> **EXERCISE AIM**
An identical copy of all records below is to be written out.
Top of RECORDS SHOWN
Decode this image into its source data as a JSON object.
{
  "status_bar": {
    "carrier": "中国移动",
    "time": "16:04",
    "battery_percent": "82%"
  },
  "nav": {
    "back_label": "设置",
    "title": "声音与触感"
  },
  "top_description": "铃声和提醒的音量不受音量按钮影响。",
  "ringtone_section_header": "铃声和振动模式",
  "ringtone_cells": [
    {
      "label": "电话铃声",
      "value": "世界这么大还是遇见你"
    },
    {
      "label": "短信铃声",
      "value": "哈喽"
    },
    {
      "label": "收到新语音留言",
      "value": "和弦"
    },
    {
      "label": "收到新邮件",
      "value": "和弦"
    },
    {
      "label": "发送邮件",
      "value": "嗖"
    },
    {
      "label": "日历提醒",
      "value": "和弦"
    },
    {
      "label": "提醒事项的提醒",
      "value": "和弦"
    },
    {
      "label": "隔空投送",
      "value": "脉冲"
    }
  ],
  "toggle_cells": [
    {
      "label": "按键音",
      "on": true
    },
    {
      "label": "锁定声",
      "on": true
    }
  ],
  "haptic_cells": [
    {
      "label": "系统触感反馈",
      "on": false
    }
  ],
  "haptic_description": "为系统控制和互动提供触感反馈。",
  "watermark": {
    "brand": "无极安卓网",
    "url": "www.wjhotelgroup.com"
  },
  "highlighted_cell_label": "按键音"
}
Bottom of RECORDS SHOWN
> **TASK RESPONSE**
Decode this image into its source data as a JSON object.
{
  "status_bar": {
    "carrier": "中国移动",
    "time": "16:04",
    "battery_percent": "82%"
  },
  "nav": {
    "back_label": "设置",
    "title": "声音与触感"
  },
  "top_description": "铃声和提醒的音量不受音量按钮影响。",
  "ringtone_section_header": "铃声和振动模式",
  "ringtone_cells": [
    {
      "label": "电话铃声",
      "value": "世界这么大还是遇见你"
    },
    {
      "label": "短信铃声",
      "value": "哈喽"
    },
    {
      "label": "收到新语音留言",
      "value": "和弦"
    },
    {
      "label": "收到新邮件",
      "value": "和弦"
    },
    {
      "label": "发送邮件",
      "value": "嗖"
    },
    {
      "label": "日历提醒",
      "value": "和弦"
    },
    {
      "label": "提醒事项的提醒",
      "value": "和弦"
    },
    {
      "label": "隔空投送",
      "value": "脉冲"
    }
  ],
  "toggle_cells": [
    {
      "label": "按键音",
      "on": true
    },
    {
      "label": "锁定声",
      "on": true
    }
  ],
  "haptic_cells": [
    {
      "label": "系统触感反馈",
      "on": false
    }
  ],
  "haptic_description": "为系统控制和互动提供触感反馈。",
  "watermark": {
    "brand": "无极安卓网",
    "url": "www.wjhotelgroup.com"
  },
  "highlighted_cell_label": "按键音"
}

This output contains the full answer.